National Geographic : 2018 Apr
WOODROW VEREEN, JR. (previous page) Fairfield Avenue, Bridgeport, Connecticut (2015) Vereen’s two young sons were riding with him when he was stopped and searched by police for running a yellow light. He won a cash settlement after suing police over the illegal search and now struggles with what to tell his children about how to regard the police. BY MICHAEL A. FLETCHER PHOTOGRAPHS BY WAYNE LAWRENCE A n idyllic afternoon of Little League baseball followed by pizza and Italian ice turned harrowing when two police officers in Bridgeport, Connecticut, stopped Woodrow Vereen, Jr., for driving through a yellow light.

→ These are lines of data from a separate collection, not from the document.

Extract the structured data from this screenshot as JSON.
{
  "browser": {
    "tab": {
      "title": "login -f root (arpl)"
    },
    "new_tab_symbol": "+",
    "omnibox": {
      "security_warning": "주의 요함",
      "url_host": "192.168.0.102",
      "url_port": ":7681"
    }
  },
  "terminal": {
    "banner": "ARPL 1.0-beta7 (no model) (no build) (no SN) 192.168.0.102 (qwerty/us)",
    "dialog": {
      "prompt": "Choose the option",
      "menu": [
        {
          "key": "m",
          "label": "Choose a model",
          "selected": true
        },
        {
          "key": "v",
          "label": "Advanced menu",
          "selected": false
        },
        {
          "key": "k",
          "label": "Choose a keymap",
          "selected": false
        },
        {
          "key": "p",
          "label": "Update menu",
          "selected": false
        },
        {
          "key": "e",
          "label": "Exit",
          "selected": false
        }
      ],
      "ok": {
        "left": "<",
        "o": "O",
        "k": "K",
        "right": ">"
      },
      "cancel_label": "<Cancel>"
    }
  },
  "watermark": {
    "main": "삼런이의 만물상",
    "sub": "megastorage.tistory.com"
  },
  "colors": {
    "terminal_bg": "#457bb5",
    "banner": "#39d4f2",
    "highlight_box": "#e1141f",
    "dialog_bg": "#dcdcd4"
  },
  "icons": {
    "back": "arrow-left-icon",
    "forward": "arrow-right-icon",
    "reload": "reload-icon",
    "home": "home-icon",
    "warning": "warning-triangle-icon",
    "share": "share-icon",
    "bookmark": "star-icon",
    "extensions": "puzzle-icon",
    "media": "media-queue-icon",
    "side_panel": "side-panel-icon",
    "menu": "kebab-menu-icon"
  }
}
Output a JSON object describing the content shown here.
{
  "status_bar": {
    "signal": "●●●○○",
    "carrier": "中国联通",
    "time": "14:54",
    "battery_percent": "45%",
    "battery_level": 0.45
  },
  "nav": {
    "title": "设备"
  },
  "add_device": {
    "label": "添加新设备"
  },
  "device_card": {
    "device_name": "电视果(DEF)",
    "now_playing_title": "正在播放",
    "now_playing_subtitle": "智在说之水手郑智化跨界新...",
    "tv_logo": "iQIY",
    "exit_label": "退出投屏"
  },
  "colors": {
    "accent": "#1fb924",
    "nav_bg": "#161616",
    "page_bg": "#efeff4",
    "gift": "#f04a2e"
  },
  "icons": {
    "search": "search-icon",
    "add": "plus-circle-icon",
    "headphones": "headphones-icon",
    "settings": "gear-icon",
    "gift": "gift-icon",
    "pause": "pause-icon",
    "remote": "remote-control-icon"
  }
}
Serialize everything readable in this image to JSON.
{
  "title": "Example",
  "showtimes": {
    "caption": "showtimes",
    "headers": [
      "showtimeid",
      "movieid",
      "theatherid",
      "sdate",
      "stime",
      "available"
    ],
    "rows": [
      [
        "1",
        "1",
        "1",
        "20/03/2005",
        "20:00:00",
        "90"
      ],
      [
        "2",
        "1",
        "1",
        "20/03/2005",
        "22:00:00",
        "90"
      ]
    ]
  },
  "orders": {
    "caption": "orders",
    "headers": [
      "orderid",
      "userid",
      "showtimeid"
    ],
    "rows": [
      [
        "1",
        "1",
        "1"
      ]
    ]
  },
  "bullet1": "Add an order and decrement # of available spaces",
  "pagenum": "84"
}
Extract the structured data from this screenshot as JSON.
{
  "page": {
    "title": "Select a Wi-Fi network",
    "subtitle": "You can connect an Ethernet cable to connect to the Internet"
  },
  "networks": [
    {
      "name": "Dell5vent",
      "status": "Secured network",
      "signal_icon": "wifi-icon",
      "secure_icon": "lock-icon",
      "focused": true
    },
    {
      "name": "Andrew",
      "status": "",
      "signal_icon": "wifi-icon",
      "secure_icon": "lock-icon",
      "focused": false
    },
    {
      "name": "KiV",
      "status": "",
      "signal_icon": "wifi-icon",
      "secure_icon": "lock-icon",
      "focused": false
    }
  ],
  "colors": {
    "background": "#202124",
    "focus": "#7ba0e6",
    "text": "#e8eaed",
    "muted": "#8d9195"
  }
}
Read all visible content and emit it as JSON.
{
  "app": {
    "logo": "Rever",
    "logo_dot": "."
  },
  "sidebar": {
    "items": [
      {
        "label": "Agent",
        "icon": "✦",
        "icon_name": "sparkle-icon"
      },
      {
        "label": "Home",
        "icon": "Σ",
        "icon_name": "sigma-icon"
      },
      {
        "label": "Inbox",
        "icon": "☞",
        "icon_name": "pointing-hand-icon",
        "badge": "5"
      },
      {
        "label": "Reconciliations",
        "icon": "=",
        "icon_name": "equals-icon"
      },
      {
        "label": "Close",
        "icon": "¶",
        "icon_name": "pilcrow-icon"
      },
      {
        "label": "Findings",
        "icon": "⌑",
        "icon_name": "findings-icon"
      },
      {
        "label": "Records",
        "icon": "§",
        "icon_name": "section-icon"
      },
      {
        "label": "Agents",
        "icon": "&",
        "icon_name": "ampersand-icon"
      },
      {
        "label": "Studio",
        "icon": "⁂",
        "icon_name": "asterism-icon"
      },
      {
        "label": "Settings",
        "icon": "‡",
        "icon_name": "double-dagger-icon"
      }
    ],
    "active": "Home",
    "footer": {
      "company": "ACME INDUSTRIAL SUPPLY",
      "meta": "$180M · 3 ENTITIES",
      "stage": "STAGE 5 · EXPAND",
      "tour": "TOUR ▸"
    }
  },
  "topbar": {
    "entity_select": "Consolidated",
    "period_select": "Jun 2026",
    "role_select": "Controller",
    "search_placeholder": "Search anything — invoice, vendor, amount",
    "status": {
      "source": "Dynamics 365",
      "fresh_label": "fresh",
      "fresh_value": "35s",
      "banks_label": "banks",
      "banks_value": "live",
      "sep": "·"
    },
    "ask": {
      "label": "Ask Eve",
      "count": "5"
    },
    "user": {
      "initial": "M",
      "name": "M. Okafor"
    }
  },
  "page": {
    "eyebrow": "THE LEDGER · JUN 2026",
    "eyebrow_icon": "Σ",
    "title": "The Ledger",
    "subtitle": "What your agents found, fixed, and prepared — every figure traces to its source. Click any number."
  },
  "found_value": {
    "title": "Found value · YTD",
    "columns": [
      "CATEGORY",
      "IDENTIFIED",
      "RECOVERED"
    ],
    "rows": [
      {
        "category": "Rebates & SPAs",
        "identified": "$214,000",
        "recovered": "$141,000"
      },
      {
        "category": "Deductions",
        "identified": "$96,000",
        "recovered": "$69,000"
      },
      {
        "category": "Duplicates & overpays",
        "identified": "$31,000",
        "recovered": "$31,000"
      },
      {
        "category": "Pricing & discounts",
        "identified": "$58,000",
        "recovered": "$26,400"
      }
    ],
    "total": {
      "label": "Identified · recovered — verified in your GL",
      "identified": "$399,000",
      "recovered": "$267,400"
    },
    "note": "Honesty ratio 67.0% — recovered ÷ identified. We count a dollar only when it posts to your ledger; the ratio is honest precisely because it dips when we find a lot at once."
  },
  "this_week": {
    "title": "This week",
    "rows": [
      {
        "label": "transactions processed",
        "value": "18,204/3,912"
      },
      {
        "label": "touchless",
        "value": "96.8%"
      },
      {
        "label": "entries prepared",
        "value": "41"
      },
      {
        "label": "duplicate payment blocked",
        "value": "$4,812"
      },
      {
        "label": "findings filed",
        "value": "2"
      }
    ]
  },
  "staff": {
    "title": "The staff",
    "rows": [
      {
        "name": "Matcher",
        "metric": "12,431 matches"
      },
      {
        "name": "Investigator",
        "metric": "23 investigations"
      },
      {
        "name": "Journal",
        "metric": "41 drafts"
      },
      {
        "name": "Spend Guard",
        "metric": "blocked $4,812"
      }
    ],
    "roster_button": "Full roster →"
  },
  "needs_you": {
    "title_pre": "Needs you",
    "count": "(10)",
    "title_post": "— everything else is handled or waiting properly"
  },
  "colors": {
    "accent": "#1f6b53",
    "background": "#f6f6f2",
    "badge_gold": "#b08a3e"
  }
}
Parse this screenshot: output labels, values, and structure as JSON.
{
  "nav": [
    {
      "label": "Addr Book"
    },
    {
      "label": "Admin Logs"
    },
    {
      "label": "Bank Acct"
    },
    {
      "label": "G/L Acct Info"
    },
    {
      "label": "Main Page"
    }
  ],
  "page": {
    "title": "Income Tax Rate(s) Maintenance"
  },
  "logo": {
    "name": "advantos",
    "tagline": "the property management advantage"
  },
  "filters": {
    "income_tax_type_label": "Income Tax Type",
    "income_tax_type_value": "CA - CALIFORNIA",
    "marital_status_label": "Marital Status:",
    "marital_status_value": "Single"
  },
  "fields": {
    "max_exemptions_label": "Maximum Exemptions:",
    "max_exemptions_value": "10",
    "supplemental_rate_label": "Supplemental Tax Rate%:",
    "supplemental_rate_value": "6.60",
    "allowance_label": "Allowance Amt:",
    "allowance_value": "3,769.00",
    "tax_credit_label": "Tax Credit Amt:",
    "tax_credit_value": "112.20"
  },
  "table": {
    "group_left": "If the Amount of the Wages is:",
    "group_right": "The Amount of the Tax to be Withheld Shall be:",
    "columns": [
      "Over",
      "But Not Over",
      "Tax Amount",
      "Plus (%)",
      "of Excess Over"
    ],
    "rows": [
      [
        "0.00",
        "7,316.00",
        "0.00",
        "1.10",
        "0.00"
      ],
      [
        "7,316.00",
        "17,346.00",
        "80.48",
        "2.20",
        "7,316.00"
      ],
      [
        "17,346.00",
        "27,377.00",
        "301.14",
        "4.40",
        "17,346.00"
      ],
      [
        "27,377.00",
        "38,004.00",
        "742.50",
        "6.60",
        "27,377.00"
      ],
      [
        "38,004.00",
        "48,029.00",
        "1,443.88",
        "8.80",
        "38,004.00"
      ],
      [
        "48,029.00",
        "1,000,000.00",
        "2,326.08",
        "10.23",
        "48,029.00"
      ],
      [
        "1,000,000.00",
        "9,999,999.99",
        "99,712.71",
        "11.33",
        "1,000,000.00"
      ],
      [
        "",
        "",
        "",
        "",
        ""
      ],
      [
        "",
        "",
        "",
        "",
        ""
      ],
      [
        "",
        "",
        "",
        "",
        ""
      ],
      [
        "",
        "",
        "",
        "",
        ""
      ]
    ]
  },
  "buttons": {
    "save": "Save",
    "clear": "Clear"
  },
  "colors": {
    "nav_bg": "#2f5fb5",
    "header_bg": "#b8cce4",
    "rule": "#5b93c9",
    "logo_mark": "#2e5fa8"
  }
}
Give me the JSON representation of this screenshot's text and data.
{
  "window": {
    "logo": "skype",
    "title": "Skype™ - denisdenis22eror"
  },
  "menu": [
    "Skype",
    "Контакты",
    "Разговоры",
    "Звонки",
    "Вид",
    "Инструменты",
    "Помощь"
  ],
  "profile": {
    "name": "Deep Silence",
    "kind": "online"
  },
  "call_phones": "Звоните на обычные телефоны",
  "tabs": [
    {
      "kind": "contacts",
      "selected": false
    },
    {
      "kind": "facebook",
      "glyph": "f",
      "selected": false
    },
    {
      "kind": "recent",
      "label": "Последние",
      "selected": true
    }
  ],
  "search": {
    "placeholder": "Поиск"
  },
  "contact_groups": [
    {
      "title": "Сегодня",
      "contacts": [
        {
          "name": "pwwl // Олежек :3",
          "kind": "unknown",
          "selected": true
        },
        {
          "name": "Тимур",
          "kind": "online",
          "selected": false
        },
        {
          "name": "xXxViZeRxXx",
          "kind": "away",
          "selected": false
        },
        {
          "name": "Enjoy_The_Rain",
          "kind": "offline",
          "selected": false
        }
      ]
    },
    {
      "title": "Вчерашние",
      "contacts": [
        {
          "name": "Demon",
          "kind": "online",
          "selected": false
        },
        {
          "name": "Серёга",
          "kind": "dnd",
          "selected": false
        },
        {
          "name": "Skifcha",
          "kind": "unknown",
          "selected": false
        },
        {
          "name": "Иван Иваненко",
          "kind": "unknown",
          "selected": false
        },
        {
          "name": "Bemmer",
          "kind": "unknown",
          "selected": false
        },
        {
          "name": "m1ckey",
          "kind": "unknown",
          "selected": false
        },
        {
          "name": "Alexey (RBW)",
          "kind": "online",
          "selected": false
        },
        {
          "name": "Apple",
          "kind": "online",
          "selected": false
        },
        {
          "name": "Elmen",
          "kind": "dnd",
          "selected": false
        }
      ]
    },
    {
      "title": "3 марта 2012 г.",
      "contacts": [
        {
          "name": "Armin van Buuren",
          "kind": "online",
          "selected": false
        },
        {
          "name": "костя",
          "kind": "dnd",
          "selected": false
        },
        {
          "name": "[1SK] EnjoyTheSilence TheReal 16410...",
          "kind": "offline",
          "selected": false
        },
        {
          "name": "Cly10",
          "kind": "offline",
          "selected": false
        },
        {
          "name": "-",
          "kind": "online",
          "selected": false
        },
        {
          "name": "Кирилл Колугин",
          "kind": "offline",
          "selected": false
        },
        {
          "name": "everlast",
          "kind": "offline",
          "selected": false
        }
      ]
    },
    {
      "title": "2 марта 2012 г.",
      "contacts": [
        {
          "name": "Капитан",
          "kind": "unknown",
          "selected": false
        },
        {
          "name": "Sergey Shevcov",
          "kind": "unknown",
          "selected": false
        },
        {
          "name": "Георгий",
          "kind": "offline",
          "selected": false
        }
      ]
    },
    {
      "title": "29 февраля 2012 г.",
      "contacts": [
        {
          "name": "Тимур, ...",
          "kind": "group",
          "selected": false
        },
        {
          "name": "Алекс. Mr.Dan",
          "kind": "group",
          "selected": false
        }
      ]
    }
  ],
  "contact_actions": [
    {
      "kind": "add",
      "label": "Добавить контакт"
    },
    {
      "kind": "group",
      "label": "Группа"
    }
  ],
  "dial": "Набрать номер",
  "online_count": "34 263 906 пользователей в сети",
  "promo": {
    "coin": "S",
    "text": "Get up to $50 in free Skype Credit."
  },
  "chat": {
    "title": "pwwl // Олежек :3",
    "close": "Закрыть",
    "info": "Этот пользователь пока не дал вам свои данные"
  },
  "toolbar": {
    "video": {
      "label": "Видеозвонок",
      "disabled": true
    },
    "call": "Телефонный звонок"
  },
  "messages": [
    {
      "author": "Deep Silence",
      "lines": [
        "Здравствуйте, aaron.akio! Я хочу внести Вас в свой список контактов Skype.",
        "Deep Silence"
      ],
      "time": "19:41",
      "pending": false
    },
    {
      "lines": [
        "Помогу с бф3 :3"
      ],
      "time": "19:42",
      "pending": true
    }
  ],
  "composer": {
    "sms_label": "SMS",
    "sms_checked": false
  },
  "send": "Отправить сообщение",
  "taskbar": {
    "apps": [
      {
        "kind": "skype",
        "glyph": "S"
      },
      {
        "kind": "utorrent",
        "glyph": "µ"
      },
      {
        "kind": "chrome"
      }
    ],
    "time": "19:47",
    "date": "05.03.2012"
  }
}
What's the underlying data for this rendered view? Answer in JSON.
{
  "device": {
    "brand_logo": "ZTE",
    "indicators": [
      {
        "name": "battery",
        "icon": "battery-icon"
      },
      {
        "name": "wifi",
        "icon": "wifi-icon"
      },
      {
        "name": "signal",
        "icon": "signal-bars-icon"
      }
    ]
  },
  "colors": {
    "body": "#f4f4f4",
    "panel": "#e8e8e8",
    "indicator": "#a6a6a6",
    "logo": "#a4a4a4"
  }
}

A music minister at his church, Vereen strug- gled to maintain eye contact with his young sons as one of the officers instructed Vereen, who is black, to get out of the car and lean over the trunk, and then patted him down. Vereen could see tears welling in the eyes of his seven- and three-year- old sons as they peered through the rear window. He cringed as folks at a nearby bus stop watched one of the officers look through his car. He never consented to the 2015 search, which turned up nothing illegal. The American Civil Liberties Union of Connecticut sued on behalf of Vereen, alleging that police searched him with- out probable cause. Last year, two years after the incident, he received a settlement from the city. His tickets—for running a light and not carrying proof of insurance—were dismissed. Yet the stop lives with him. Traffic stops—the most common interaction between police and the public—have become a focal point in the debate about race, law enforce- ment, and equality in America. A disproportionate share of the estimated 20 million police traffic stops in the United States each year involve black drivers, even though they are no more likely to break traffic laws than whites. Black and His- panic motorists are more likely than whites to be ONLINE To hear more about the experiences of those who were interviewed for this story, go to ngm.com/thestop. JAHMAL COLE West 95th Street, Chicago, Illinois (Stopped in 2017) Cole was pulled over near his Chicago home by a police officer who wrongly claimed he was not wearing a seat belt. Cole, whose aunt had been accidentally shot and killed by a Chicago officer in 2015, said it was his fourth police stop in a two-month period. About this story: The Undefeated—an ESPN website that explores the intersection of race, culture, and sports—teamed up with National Geographic to ask people of color across the U.S. what it’s like to be racially profiled during a traffic stop, and the ripple effect such incidents can have on families and communities. This report also will appear on TheUndefeated.com.